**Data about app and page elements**
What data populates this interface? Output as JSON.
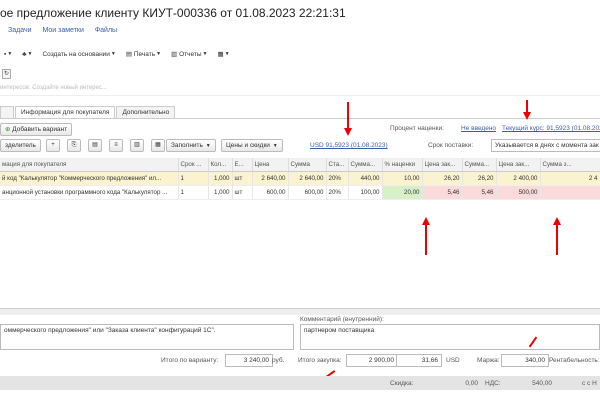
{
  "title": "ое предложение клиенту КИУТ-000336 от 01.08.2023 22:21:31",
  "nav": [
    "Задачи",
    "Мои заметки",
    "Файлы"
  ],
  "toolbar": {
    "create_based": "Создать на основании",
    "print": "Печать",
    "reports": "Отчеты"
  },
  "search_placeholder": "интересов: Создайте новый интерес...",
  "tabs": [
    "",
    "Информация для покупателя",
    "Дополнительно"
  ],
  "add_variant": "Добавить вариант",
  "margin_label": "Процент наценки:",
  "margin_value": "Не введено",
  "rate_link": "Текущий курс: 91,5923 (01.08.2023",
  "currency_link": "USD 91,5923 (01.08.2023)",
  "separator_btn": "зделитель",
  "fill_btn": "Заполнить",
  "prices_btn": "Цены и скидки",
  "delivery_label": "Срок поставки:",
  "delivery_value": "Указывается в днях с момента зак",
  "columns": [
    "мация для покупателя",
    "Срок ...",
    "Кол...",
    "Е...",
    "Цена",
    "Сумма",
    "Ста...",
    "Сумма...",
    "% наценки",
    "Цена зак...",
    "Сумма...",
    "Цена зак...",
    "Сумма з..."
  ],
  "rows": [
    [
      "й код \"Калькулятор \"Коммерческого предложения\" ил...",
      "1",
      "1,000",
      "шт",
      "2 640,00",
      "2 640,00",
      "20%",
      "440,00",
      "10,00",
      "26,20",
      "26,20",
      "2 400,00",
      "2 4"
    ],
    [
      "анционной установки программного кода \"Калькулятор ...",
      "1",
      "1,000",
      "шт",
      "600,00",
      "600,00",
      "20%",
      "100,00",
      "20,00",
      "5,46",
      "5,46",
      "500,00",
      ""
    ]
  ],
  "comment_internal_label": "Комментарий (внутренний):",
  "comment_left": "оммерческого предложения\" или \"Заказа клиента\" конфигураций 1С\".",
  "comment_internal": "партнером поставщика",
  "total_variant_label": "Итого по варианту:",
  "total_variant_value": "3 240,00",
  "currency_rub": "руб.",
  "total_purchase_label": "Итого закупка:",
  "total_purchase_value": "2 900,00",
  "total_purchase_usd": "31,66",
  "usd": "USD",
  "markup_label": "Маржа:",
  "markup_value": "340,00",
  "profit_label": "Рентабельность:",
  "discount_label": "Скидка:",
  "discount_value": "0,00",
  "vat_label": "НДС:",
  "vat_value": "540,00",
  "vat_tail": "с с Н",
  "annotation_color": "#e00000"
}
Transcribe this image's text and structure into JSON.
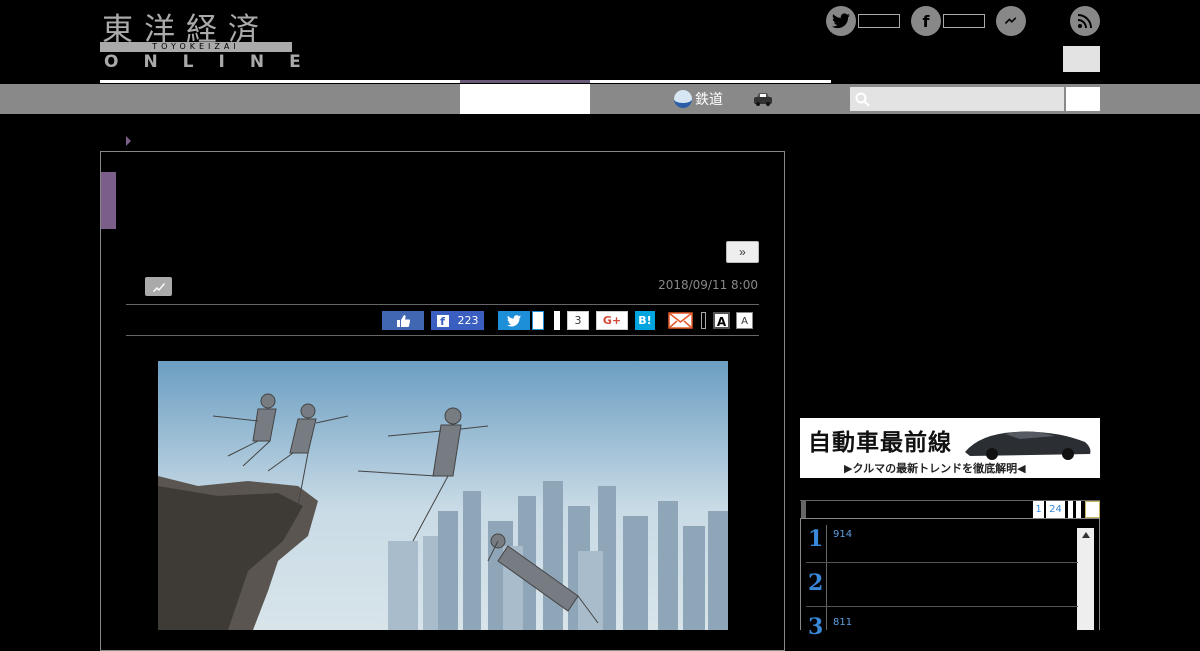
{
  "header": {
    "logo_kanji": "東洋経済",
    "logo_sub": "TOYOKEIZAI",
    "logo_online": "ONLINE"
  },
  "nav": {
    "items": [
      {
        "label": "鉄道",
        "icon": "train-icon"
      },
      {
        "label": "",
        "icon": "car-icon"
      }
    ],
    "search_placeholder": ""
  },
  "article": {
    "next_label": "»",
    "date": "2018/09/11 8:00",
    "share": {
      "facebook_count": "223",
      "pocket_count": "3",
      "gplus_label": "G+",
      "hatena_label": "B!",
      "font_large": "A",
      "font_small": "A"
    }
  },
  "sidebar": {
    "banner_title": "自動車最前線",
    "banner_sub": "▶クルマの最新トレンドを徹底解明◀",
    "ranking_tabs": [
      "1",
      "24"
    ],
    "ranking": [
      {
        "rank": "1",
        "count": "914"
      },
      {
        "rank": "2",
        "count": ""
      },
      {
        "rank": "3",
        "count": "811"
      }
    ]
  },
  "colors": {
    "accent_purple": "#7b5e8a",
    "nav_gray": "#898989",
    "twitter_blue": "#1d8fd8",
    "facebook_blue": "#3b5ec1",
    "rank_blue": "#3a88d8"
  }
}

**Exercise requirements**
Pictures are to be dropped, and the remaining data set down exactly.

**Reply**
What data populates this interface? Output as JSON.
{
  "title": "ое предложение клиенту КИУТ-000336 от 01.08.2023 22:21:31",
  "nav": [
    "Задачи",
    "Мои заметки",
    "Файлы"
  ],
  "toolbar": {
    "create_based": "Создать на основании",
    "print": "Печать",
    "reports": "Отчеты"
  },
  "search_placeholder": "интересов: Создайте новый интерес...",
  "tabs": [
    "",
    "Информация для покупателя",
    "Дополнительно"
  ],
  "add_variant": "Добавить вариант",
  "margin_label": "Процент наценки:",
  "margin_value": "Не введено",
  "rate_link": "Текущий курс: 91,5923 (01.08.2023",
  "currency_link": "USD 91,5923 (01.08.2023)",
  "separator_btn": "зделитель",
  "fill_btn": "Заполнить",
  "prices_btn": "Цены и скидки",
  "delivery_label": "Срок поставки:",
  "delivery_value": "Указывается в днях с момента зак",
  "columns": [
    "мация для покупателя",
    "Срок ...",
    "Кол...",
    "Е...",
    "Цена",
    "Сумма",
    "Ста...",
    "Сумма...",
    "% наценки",
    "Цена зак...",
    "Сумма...",
    "Цена зак...",
    "Сумма з..."
  ],
  "rows": [
    [
      "й код \"Калькулятор \"Коммерческого предложения\" ил...",
      "1",
      "1,000",
      "шт",
      "2 640,00",
      "2 640,00",
      "20%",
      "440,00",
      "10,00",
      "26,20",
      "26,20",
      "2 400,00",
      "2 4"
    ],
    [
      "анционной установки программного кода \"Калькулятор ...",
      "1",
      "1,000",
      "шт",
      "600,00",
      "600,00",
      "20%",
      "100,00",
      "20,00",
      "5,46",
      "5,46",
      "500,00",
      ""
    ]
  ],
  "comment_internal_label": "Комментарий (внутренний):",
  "comment_left": "оммерческого предложения\" или \"Заказа клиента\" конфигураций 1С\".",
  "comment_internal": "партнером поставщика",
  "total_variant_label": "Итого по варианту:",
  "total_variant_value": "3 240,00",
  "currency_rub": "руб.",
  "total_purchase_label": "Итого закупка:",
  "total_purchase_value": "2 900,00",
  "total_purchase_usd": "31,66",
  "usd": "USD",
  "markup_label": "Маржа:",
  "markup_value": "340,00",
  "profit_label": "Рентабельность:",
  "discount_label": "Скидка:",
  "discount_value": "0,00",
  "vat_label": "НДС:",
  "vat_value": "540,00",
  "vat_tail": "с с Н",
  "annotation_color": "#e00000"
}
Transcribe this image's text and structure into JSON.
{
  "header": {
    "logo_kanji": "東洋経済",
    "logo_sub": "TOYOKEIZAI",
    "logo_online": "ONLINE"
  },
  "nav": {
    "items": [
      {
        "label": "鉄道",
        "icon": "train-icon"
      },
      {
        "label": "",
        "icon": "car-icon"
      }
    ],
    "search_placeholder": ""
  },
  "article": {
    "next_label": "»",
    "date": "2018/09/11 8:00",
    "share": {
      "facebook_count": "223",
      "pocket_count": "3",
      "gplus_label": "G+",
      "hatena_label": "B!",
      "font_large": "A",
      "font_small": "A"
    }
  },
  "sidebar": {
    "banner_title": "自動車最前線",
    "banner_sub": "▶クルマの最新トレンドを徹底解明◀",
    "ranking_tabs": [
      "1",
      "24"
    ],
    "ranking": [
      {
        "rank": "1",
        "count": "914"
      },
      {
        "rank": "2",
        "count": ""
      },
      {
        "rank": "3",
        "count": "811"
      }
    ]
  },
  "colors": {
    "accent_purple": "#7b5e8a",
    "nav_gray": "#898989",
    "twitter_blue": "#1d8fd8",
    "facebook_blue": "#3b5ec1",
    "rank_blue": "#3a88d8"
  }
}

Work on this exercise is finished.